• **Exercise goal**:
Go through the lines of the material and count the ones with the word "title". Give that count alone.

• **Data to examine**:
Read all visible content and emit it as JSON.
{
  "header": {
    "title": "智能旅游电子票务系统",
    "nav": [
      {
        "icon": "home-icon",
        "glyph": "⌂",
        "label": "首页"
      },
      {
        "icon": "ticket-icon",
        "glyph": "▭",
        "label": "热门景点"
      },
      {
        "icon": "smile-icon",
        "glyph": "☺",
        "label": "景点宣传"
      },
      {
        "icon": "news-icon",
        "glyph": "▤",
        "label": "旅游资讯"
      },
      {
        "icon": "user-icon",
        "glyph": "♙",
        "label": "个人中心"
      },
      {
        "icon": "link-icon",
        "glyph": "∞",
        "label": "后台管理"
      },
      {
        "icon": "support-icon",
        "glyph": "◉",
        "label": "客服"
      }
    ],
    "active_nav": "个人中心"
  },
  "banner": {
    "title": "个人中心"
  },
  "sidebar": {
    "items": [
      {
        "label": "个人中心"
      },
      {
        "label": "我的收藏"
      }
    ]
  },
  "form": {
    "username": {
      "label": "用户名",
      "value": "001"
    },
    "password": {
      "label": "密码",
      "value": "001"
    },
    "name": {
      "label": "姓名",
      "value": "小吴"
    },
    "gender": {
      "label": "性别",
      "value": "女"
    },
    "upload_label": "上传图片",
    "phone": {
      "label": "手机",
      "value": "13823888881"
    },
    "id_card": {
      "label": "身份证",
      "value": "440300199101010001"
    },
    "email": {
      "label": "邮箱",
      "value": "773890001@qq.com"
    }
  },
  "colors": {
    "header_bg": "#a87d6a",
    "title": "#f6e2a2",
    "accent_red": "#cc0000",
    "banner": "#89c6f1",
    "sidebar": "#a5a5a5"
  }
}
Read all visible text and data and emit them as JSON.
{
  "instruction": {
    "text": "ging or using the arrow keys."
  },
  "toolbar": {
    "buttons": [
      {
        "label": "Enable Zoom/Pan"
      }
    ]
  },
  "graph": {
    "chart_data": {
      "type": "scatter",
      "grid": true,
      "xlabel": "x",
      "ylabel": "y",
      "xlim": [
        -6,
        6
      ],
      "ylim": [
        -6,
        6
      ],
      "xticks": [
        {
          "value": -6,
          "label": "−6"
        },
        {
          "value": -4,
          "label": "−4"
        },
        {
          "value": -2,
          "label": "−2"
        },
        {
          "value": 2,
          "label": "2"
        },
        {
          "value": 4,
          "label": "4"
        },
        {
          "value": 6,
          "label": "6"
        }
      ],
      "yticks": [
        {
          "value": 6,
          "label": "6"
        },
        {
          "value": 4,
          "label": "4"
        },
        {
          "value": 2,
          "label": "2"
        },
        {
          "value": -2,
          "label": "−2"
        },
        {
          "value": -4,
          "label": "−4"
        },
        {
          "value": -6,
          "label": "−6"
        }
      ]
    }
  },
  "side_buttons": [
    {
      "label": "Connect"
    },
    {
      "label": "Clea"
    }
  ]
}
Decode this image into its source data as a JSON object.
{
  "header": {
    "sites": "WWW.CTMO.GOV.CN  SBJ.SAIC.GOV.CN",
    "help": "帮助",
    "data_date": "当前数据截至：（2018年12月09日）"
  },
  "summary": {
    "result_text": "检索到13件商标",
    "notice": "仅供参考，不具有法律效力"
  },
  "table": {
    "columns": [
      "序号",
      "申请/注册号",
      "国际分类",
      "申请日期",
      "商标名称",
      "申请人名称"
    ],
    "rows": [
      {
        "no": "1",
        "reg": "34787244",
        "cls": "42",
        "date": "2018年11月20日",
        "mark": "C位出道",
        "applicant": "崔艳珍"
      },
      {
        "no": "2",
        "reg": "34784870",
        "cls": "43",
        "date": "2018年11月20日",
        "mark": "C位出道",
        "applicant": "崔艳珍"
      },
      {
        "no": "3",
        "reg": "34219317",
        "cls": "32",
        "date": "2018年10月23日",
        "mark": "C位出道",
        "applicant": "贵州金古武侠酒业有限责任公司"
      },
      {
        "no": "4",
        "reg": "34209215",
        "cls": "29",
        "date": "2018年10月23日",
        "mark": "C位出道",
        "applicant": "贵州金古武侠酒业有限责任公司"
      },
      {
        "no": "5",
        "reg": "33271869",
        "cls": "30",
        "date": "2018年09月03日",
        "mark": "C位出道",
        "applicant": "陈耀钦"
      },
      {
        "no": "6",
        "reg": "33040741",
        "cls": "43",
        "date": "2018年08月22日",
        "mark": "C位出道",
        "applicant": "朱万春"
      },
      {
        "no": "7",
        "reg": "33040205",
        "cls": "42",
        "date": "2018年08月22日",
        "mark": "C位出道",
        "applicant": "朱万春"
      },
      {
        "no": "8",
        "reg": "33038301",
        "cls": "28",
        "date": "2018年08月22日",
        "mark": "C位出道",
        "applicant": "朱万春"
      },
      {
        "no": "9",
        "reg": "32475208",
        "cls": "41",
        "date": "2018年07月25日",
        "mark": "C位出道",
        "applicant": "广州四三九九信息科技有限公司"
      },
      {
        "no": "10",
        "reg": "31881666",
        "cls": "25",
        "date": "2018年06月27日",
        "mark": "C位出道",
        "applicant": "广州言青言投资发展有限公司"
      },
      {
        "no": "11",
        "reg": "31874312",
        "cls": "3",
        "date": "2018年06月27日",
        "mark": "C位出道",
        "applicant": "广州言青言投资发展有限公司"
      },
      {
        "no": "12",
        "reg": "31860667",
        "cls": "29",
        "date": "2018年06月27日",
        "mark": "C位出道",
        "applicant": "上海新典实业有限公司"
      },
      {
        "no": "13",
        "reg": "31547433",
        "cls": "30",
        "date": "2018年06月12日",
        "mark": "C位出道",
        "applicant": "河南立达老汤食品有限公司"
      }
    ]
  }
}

• **Answer area**:
3